TRY IT | Within the records that follow, determine how many lines include the word "JSON". State the number and nothing further.

Website and app data records

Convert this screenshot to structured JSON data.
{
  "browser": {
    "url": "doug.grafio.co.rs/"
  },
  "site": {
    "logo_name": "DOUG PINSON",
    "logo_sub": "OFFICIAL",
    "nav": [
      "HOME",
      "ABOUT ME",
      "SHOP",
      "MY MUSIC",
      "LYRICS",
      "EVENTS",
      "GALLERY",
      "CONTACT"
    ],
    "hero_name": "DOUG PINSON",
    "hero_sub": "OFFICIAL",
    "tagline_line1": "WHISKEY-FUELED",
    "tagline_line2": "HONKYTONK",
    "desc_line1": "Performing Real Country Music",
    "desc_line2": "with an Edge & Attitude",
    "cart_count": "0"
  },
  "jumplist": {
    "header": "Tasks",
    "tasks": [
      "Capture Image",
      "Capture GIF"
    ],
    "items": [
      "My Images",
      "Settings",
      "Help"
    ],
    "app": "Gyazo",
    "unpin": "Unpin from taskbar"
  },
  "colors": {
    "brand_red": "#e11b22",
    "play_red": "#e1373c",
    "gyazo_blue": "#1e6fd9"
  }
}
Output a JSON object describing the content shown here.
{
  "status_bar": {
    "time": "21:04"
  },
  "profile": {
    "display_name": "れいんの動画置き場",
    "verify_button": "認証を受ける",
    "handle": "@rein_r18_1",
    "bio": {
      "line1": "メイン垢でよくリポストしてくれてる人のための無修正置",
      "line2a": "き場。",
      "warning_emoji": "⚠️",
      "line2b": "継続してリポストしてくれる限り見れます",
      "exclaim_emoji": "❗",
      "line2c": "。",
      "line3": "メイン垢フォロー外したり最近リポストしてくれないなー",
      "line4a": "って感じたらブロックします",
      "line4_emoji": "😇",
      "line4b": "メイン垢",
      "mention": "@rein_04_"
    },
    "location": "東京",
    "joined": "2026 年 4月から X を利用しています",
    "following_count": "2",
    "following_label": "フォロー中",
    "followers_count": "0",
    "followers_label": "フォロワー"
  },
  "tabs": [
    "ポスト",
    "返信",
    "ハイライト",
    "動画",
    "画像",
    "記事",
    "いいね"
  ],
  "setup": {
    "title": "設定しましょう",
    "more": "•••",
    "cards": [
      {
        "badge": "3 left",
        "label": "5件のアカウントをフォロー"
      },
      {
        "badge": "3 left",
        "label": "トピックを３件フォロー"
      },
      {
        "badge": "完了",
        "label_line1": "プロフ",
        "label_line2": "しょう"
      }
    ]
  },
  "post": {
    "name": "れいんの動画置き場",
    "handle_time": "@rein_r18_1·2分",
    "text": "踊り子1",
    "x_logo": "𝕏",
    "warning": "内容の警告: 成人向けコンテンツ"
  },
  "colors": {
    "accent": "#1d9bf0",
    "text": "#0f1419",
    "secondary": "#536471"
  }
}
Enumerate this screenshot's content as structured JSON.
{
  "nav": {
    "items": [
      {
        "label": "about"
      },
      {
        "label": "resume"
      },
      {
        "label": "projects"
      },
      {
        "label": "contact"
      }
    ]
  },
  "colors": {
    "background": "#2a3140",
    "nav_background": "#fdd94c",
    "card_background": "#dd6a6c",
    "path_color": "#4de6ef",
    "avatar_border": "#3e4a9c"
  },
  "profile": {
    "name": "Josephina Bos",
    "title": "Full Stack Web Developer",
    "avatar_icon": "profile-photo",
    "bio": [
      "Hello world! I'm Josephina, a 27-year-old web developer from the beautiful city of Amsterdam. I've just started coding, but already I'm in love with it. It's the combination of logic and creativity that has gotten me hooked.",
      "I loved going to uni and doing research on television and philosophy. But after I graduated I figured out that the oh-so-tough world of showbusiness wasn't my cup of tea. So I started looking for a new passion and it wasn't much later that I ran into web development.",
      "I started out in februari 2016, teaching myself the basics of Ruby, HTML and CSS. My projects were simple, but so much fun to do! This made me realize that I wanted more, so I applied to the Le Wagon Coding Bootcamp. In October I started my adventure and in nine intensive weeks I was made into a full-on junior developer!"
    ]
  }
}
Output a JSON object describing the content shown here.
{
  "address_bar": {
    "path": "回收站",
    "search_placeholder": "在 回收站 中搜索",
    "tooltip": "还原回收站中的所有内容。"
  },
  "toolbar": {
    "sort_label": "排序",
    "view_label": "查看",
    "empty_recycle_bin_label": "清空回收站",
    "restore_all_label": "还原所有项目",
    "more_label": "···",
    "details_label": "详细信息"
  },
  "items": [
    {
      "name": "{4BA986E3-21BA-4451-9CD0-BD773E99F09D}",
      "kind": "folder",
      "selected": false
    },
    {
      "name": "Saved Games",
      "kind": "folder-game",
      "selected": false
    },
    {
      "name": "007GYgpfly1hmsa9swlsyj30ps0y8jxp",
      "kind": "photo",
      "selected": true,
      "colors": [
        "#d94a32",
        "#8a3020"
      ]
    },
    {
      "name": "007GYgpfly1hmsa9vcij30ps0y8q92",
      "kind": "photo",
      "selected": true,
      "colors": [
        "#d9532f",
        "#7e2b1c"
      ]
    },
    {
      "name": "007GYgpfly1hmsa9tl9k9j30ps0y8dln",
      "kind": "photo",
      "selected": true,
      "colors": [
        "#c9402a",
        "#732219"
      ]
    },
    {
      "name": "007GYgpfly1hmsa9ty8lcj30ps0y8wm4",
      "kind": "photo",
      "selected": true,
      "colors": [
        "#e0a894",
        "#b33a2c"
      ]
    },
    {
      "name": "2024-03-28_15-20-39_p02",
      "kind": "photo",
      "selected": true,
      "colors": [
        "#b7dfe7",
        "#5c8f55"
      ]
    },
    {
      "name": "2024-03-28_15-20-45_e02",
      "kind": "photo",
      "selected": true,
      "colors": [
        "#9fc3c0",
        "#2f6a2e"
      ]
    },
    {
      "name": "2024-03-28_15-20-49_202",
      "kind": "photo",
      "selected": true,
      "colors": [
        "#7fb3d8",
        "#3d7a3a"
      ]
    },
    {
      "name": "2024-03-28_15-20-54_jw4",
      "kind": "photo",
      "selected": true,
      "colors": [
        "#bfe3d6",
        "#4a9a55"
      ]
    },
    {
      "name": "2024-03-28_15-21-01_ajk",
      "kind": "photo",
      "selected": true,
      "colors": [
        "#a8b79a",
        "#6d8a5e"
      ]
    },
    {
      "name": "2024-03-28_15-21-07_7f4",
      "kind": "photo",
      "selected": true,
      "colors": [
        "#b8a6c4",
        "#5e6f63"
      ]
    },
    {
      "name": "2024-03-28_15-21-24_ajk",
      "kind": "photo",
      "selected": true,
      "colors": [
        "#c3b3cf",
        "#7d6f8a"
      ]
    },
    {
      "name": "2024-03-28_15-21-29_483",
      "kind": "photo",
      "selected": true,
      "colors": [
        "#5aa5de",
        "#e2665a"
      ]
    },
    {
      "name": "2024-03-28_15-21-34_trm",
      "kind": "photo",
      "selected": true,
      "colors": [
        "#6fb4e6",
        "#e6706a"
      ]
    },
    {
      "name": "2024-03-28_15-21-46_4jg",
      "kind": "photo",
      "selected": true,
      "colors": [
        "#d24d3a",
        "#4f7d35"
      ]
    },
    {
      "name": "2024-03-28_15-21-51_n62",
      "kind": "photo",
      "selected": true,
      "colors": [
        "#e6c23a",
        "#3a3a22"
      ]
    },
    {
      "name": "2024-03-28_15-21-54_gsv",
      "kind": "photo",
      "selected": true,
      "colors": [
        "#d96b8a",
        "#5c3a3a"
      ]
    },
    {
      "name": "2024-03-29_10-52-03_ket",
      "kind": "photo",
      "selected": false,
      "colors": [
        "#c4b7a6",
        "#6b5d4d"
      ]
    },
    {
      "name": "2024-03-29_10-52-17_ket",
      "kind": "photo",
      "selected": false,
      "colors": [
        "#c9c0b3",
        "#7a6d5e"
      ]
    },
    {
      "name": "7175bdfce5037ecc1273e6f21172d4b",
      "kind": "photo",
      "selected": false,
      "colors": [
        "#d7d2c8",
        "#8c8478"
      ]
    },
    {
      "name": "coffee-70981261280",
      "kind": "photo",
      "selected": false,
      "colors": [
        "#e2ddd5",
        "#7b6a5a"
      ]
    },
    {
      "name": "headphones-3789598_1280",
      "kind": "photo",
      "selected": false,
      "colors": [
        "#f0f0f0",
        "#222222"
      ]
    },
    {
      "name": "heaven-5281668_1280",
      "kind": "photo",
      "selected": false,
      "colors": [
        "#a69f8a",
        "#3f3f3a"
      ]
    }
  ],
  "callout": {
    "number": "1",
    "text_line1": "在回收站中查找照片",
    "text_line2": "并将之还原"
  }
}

EXERCISE OUTPUT | 4